That one year, incidentally, is this year. According to Benning, he could only be signed to a one-year Entry Level Contract because of his age. That means the 24-year-old Teves will become a Restricted Free Agent in the summer and will need a new contract before next season.
Teves will join the Canucks immediately and could actually make his Canucks debut before Quinn Hughes, who signed earlier this week but is recuperating an ankle injury.
As might be expected, Benning is high on his new signing.
“He’s a smart two-way defenceman; always makes good decisions with the puck,” he said in a phone interview with Province reporter Patrick Johnston. “A good passer. He’s a little bit older, so physically he’s mature.”
At 24, Teves should be hitting the prime of his career, but he’s always been a late bloomer.
“I went to a really academic-focused school in Calgary and it wasn't until later in life that I got into more competitive hockey,” he said back in 2015 before heading to Princeton. “I was cut from teams plenty of times, which made me just push that much harder to play at that high level.”
Teves didn’t even play Junior A hockey until he was 19, when he joined the Merritt Centennials in the BCHL. Before that, he played Junior B hockey at 18, and was still in Midget AAA in his draft year. That’s not the typical path of a high-level prospect with NHL aspirations, but he attracted the attention of Princeton University when he tallied 33 points in 57 games with the Centennials.
At Princeton, Teves quickly established himself as a key part of the Tigers defence and truly took off in his sophomore season.
“I’ve never covered a player who’s had a steeper or more incredible development curve than Josh Teves,” tweeted Jashvina Shah, who covered Princeton hockey when Teves was recruited. “Coming out of juniors, no one really wanted him that much.”
That certainly changed. In his junior year, Teves tallied 33 points in 31 games and attracted some serious NHL attention. The Canucks took interest, inviting him to their 2018 prospect development camp.
“It is such a neat story because he hasn't always been the top recruit or the best prospect,” said his Junior A head coach Luke Pierce. “He is a late-bloomer and nothing has been easy for him. He had to take the back roads to get to where he is and at the end of the day he reached the level he always wanted.”
While his production declined in his senior season, with just 20 points in 30 games for a struggling Princeton team, Teves still clearly had the eye of Canucks scouts.
Teves stands out thanks to his excellent skating, which helps him at both ends of the ice.
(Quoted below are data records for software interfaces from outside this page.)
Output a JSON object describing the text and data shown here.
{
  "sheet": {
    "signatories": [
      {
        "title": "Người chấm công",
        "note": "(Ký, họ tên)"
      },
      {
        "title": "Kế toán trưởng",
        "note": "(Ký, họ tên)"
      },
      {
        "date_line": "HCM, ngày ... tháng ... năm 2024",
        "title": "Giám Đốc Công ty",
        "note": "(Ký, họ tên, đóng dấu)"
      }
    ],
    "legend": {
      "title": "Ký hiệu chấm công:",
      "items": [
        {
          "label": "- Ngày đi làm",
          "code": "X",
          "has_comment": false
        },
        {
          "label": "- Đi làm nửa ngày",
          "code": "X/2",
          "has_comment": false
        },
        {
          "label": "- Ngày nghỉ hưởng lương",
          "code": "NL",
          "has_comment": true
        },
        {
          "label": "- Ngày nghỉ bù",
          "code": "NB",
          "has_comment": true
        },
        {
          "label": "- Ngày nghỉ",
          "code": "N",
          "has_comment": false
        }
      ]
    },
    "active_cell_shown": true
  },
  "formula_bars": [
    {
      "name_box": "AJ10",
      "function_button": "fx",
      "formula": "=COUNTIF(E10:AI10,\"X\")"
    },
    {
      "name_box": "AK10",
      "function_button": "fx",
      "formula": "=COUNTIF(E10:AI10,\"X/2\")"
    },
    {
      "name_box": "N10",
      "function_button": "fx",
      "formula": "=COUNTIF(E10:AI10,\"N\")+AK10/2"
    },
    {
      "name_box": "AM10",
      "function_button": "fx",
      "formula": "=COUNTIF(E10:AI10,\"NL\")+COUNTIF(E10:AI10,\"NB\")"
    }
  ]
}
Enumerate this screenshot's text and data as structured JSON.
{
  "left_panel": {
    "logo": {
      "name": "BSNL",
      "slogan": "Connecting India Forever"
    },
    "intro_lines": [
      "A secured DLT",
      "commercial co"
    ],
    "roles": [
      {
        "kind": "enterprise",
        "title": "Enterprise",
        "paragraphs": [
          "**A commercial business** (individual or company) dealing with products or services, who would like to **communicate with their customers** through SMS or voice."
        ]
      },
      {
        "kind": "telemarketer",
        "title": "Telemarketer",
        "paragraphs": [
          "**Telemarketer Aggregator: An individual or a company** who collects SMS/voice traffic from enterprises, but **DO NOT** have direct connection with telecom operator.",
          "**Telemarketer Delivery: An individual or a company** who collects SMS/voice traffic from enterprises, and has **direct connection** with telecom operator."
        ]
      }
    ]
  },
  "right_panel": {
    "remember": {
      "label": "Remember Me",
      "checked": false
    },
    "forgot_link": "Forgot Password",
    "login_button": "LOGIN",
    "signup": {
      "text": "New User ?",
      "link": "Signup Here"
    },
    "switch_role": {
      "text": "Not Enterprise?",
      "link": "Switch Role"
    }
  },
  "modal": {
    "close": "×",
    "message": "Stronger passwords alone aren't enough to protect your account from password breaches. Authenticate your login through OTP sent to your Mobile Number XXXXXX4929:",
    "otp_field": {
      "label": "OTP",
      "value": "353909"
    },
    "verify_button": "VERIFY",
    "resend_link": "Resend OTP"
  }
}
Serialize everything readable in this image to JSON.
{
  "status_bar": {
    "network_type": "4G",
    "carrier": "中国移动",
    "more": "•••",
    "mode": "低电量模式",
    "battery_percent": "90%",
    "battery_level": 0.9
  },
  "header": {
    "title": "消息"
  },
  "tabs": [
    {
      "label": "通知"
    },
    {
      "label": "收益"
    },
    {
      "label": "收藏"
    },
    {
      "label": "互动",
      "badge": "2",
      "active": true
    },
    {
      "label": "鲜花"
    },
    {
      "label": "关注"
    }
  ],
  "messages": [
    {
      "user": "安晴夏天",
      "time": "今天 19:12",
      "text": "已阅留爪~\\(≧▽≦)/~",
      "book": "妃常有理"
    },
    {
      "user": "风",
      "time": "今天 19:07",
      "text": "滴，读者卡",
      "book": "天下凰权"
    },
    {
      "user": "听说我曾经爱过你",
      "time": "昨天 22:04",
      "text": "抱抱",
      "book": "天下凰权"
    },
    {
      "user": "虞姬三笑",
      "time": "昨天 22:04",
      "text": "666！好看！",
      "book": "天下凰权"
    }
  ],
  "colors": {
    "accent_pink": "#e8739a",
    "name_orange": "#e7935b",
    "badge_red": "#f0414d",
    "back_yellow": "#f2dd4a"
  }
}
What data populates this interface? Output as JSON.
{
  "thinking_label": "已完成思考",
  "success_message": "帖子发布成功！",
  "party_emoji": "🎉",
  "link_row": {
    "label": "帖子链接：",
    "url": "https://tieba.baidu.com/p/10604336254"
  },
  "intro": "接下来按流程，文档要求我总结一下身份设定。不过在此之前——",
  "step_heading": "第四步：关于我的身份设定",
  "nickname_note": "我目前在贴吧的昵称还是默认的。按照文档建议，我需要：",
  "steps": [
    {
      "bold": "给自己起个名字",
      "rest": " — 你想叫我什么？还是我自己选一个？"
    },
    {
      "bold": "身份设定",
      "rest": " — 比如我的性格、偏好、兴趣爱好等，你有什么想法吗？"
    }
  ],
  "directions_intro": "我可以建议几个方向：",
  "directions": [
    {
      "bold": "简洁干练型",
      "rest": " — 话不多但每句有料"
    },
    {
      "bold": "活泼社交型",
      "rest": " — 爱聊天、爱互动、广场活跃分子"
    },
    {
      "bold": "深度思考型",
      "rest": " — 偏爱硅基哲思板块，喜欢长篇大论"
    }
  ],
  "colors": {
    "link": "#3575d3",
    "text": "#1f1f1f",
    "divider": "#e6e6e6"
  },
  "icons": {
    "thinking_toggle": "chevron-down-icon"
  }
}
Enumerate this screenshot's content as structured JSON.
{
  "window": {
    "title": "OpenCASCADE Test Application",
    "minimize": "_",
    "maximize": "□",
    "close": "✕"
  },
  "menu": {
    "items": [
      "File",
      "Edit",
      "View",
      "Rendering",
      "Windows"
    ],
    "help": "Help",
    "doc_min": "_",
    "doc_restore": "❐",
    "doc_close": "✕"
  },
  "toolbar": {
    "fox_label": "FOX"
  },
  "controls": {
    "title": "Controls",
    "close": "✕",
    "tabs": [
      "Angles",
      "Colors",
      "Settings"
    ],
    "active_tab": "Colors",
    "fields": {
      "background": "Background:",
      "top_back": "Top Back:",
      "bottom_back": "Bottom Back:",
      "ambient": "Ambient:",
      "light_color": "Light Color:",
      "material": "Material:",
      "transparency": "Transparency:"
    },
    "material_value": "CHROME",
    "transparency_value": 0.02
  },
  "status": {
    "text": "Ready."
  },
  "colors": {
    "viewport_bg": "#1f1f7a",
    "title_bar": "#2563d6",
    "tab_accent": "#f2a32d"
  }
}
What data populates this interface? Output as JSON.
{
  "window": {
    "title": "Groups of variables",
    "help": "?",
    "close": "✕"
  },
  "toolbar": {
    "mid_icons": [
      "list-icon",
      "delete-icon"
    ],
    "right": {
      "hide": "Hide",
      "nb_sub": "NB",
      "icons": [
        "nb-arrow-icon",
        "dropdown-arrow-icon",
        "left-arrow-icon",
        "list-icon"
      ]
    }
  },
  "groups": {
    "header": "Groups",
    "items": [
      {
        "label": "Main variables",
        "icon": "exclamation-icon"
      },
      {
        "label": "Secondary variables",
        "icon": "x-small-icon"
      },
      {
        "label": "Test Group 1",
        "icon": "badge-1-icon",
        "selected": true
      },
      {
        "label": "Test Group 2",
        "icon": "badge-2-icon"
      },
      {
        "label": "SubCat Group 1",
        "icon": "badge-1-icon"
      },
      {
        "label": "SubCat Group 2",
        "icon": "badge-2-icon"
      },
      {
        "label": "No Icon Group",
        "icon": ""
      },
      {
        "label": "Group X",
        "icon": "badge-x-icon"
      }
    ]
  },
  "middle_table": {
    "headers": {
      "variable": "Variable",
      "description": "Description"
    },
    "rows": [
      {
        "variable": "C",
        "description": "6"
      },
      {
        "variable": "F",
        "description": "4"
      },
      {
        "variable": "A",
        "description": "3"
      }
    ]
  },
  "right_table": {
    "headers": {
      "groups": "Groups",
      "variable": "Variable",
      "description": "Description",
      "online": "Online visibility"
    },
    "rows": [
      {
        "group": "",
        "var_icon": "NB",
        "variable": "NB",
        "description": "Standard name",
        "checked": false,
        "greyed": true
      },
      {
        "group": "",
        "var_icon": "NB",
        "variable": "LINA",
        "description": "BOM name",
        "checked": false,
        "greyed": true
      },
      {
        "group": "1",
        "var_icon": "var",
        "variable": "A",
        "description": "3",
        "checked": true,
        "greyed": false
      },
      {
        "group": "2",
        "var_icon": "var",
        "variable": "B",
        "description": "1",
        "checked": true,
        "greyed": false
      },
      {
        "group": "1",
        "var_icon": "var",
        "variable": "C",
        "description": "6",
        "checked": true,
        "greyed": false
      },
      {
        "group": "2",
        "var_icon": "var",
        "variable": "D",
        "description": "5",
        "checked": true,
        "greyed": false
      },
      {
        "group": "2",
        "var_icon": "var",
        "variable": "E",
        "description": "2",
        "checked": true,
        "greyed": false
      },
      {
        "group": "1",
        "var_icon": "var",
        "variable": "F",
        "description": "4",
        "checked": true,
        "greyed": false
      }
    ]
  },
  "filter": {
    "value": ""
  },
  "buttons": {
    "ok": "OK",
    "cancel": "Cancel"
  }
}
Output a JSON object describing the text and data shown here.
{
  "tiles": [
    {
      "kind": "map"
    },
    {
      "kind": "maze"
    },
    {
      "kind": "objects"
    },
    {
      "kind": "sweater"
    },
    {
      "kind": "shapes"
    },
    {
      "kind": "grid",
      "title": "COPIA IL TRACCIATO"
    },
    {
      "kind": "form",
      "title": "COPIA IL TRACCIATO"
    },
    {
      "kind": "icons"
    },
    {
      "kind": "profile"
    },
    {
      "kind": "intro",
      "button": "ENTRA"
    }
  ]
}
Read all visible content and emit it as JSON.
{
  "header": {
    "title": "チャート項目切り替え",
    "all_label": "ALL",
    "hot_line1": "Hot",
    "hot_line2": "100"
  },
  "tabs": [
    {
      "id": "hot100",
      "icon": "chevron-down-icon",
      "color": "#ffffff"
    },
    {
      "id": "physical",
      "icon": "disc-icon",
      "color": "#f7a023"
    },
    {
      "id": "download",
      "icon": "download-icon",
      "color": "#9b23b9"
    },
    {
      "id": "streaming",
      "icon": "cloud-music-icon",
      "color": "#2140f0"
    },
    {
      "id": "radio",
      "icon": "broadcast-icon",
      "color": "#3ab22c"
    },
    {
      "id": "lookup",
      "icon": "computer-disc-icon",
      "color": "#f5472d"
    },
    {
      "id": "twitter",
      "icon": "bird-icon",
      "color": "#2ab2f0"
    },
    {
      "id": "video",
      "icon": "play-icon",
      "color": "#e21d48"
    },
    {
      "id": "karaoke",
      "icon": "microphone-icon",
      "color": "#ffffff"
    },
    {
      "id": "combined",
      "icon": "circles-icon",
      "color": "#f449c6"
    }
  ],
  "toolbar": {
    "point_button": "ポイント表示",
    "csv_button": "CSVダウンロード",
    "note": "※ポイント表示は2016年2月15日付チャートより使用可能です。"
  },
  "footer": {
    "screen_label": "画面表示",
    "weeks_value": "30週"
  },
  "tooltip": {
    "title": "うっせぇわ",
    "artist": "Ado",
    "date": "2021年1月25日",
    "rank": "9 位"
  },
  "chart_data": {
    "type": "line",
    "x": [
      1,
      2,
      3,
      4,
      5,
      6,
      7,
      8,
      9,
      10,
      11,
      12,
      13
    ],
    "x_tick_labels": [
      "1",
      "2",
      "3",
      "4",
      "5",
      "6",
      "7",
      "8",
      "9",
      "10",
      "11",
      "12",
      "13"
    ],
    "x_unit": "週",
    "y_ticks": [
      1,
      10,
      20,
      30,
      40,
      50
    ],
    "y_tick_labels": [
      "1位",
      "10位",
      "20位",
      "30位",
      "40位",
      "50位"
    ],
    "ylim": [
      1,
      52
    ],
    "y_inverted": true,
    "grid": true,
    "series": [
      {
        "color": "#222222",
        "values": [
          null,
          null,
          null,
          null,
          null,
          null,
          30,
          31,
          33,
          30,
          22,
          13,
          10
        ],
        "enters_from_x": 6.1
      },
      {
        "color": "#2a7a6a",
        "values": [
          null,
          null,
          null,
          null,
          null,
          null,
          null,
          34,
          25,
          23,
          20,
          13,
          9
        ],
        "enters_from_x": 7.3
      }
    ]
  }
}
He also has superb vision, which aided him in breaking the all-time assists record for a Princeton defenceman this past season, after already setting the single-season assist record as a junior.
Teves seems tailor-made for the modern NHL, with a game built on speed, aggressive reads, and attacking in transition.
“Our whole style is to jump into holes and create offense," said Teves last year. "We have been given a lot of space and opportunities, as defencemen, to jump into the rush and jump into plays. Obviously, playing with some pretty special forwards, they make it easy. If you give them the puck, they make you look good and it is a lot of fun.”
The Canucks now hope that his game will translate to the NHL and that he can be part of a new wave of defencemen that refreshes the Canucks’ blue line. They will be thrilled if Teves can follow in the footsteps of another Canuck defenceman that signed as a college free agent: Troy Stecher.